I do not mean to suggest that supplemental arguments in response to factual questions necessarily infringe “vital constitutional protections.” Although doubting their validity, I am unprepared to foreclose the possibility that such arguments actually represent a worthwhile innovation. But given the extent to which they intrude into the jury’s role as exclusive fact-finder, and given that the nation’s judicial system has a two-hundred-plus-year history of conducting trials without them, I believe they should be adopted, if at all, not by individual judges in the middle of trials, but through some formal procedure, such as legislation or amendments to the rules of criminal procedure, the route Arizona took.

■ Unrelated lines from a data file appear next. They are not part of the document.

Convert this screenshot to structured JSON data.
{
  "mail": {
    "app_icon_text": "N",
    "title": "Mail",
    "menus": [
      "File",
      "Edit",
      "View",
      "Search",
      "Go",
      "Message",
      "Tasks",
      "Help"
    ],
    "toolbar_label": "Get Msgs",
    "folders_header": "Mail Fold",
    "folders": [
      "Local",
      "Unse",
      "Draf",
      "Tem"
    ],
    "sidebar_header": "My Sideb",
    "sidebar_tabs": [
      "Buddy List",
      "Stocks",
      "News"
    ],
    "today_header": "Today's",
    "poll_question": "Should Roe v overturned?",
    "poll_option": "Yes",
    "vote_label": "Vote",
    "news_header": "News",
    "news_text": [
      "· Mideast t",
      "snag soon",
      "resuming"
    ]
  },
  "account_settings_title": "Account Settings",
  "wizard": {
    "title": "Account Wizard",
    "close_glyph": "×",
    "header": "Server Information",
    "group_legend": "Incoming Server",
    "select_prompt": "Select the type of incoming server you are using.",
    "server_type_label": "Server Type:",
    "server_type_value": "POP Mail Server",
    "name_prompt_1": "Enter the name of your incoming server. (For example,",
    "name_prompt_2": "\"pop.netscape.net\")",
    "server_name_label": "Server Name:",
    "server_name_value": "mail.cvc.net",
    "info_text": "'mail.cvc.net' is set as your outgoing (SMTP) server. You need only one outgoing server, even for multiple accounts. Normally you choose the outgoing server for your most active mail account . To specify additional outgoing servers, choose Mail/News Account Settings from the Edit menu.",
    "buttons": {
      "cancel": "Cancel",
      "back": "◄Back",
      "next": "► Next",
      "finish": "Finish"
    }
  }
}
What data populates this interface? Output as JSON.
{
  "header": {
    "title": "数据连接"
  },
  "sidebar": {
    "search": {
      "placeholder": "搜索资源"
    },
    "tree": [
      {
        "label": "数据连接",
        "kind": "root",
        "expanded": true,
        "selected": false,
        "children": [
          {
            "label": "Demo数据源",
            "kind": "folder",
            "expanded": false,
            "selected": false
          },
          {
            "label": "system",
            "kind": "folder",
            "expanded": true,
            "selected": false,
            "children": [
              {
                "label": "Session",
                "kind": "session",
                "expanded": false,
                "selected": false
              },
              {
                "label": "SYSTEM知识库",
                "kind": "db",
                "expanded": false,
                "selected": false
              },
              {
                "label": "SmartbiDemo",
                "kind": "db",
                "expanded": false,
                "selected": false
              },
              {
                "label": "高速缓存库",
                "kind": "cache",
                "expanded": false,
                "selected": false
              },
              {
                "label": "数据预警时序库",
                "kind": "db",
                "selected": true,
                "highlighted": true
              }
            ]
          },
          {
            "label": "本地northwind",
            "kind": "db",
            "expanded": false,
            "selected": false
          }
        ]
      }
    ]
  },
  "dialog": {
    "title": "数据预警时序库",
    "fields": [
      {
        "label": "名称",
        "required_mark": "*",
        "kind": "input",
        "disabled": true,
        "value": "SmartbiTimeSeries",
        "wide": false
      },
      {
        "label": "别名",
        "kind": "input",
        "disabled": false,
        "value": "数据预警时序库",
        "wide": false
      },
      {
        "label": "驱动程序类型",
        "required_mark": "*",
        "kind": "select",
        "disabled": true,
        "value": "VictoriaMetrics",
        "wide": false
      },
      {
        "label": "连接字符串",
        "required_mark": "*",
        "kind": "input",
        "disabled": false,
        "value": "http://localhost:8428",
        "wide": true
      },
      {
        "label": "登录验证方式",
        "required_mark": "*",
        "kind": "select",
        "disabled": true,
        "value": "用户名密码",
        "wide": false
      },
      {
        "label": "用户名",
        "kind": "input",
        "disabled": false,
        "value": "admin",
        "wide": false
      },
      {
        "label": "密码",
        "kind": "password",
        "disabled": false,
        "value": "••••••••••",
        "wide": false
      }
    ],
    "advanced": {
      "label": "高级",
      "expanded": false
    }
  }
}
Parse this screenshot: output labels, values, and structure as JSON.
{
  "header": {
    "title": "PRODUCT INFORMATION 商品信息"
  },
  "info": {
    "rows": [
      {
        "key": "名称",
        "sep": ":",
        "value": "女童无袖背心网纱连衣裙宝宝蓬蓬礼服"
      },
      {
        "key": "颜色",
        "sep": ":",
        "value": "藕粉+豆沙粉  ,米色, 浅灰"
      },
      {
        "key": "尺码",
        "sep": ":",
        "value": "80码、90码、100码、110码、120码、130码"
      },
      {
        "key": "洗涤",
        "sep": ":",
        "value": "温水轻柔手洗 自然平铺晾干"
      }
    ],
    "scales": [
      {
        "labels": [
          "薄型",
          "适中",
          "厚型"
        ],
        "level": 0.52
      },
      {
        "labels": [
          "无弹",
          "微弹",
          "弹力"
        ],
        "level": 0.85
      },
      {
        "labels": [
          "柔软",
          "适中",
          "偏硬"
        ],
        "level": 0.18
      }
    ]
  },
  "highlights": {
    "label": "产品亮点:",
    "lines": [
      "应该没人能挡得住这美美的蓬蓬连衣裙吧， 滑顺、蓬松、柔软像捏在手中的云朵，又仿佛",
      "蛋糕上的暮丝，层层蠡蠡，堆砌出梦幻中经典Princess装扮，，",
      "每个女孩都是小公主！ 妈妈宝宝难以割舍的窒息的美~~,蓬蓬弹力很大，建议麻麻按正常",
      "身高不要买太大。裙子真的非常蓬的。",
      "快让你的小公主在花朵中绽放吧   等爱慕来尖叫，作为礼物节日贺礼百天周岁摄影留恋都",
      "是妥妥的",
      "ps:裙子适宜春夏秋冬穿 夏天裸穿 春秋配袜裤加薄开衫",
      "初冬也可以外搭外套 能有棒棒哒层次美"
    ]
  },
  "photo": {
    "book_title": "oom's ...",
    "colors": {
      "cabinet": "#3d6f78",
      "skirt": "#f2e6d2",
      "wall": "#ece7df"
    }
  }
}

The issues addressed by Ayeni are new in most courts. In civil trials, prestigious groups have recommended use of supplemental argument. For example, Standard 14(f) of the ABA Civil Trial Practice Standards (1998) provides that a trial judge should should consider “[p]ermitting additional arguments by counsel after the jury has reached an impasse in deliberations.” Is the intrusion into the sanctity of the jury deliberations less in civil than in criminal cases? Time may tell.
Does Ayeni cast doubt on the practice of judges’ permitting juror questions during trial? Or, is it sufficient that deliberations have not begun and that jurors are presumed not to deliberate during the trial? Ayeni may inspire additional thought about when a question from the jury comes too late to be addressed by counsel. It is doubtful that the decision is the last word on the subject.
Perhaps the most interesting aspect of the case is that all three judges on appeal in Ayeni assumed that the answer to the first issue posed at the outset— whether or not it is permissible for the trial judge to ask the jury to report on the areas in which there is disagreement—was “yes” and the problem was the use of supplemental arguments. Why isn’t the judge’s inquiry itself an invasion of the sanctity of the deliberations? It is an important question that cries out for an answer.